One of my fellow teachers was trying to help a group of restless teenagers learn how to concentrate. After several unsuccessful attempts, he found a technique that worked. Each morning he asked the students to sit quietly for 5 minutes with their eyes closed and their minds concentrated inwardly. Every 30 seconds he would ring a small bell. Anyone whose mind was still focused when the bell rang could count a point (on the honor system). Wandering thoughts meant no point that time, but people could refocus their minds for the next bell. At the end of each session the students recorded their scores, each in a private journal that was shown only to the teacher. At the end of two weeks, the teacher felt the activity proved itself a success when the students asked if they could try it without the bell since the ringing was interrupting their concentration!

Exploring the Soul

Visualizations that ask children to go beyond their bodies and experience the freedom and wisdom of their souls can be both fun and beneficial. I had a little girl in one of my classes who was deeply grieving the death of her beloved pet. Her pain was greatly assuaged though, after a visualization in which her soul and the soul of her pet were able to laugh and play together and to continue loving each other even though their physical forms were not together.

There are so many possibilities for new insights when children do not feel weighed down by the heavy physical shells of their bodies. Once children have imagined that they are free of their physical form, many are able to let themselves inwardly explore in ways that they never would have before.

Some of the favorite ways that I have found for them to explore this experience are:

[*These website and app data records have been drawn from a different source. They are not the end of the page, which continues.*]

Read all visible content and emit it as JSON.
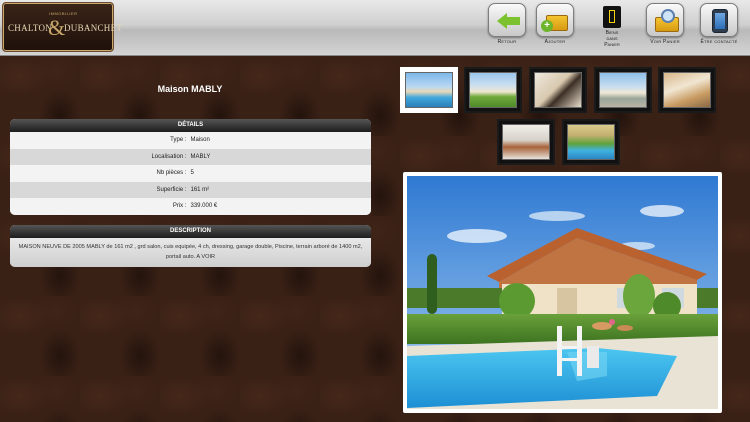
{
  "logo": {
    "small": "IMMOBILIER",
    "name_left": "CHALTON",
    "amp": "&",
    "name_right": "DUBANCHET"
  },
  "nav": [
    {
      "label": "Retour",
      "icon": "back-arrow-icon"
    },
    {
      "label": "Ajouter",
      "icon": "add-to-basket-icon"
    },
    {
      "label1": "Biens",
      "label2": "dans",
      "label3": "Panier",
      "icon": "basket-count-tag-icon"
    },
    {
      "label": "Voir Panier",
      "icon": "view-basket-icon"
    },
    {
      "label": "Être contacté",
      "icon": "contact-tablet-icon"
    }
  ],
  "property": {
    "title": "Maison MABLY"
  },
  "details": {
    "header": "DÉTAILS",
    "rows": [
      {
        "key": "Type :",
        "value": "Maison"
      },
      {
        "key": "Localisation :",
        "value": "MABLY"
      },
      {
        "key": "Nb pièces :",
        "value": "5"
      },
      {
        "key": "Superficie :",
        "value": "161 m²"
      },
      {
        "key": "Prix :",
        "value": "339.000 €"
      }
    ]
  },
  "description": {
    "header": "DESCRIPTION",
    "text": "MAISON NEUVE DE 2005 MABLY de 161 m2 , grd salon, cuis equipée, 4 ch, dressing, garage double, Piscine, terrain arboré de 1400 m2, portail auto. A VOIR"
  },
  "gallery": {
    "thumbnails": [
      "exterior-pool",
      "house-lawn",
      "living-room",
      "house-driveway",
      "bedroom",
      "kitchen",
      "pool-terrace"
    ],
    "active_index": 0
  },
  "colors": {
    "accent_green": "#7cc22e",
    "brand_gold": "#c9a96b",
    "bg_brown": "#3a2116"
  }
}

  • To imagine themselves floating up in the sky surrounded by stars. Piece by piece their bodies disappear. An invisible force, which is their higher self, remains. All that can be seen are the stars where their bodies used to be.
  • To imagine their bodies unzipping and falling away. Inside is a radiant being, glowing with brilliant light like a thousand candles.
  • To imagine their higher selves floating away, leaving their bodies behind to quietly rest until their higher selves finish their journeys and return to them.

Once the children are imagining themselves as only their higher selves, they can be guided through a wide range of possibilities. All of the limitations that the body and personality impose on them are gone. They can visualize themselves going to other times, places, and lives. They can think of themselves in any form or existence that they choose.

For those who are just beginning even to think of some other existence than their usual physical one, it may be good to keep the activity fun and light. Asking children to imagine they are flying to other parts of the world or universe almost always produces an enjoyable experience.

For those who are ready for a little more depth, you can delve into situations in which the wisdom and goodness of their higher selves has a part to play, or in which the union of that self with other soul realities can be felt. For example, you may guide children to let their higher selves flyaway to a beautiful, heavenly realm where the souls of many wise and loving people are. No speaking is necessary and yet everyone fully understands everyone else. So much love is shared. After a while it is time to return to one’s physical body, but even after the body has completely surrounded that higher self, it is still able to glow through the eyes and is eager to go out and share with others all of the love it received.


Chapter 5: Experiencing the Oneness of Life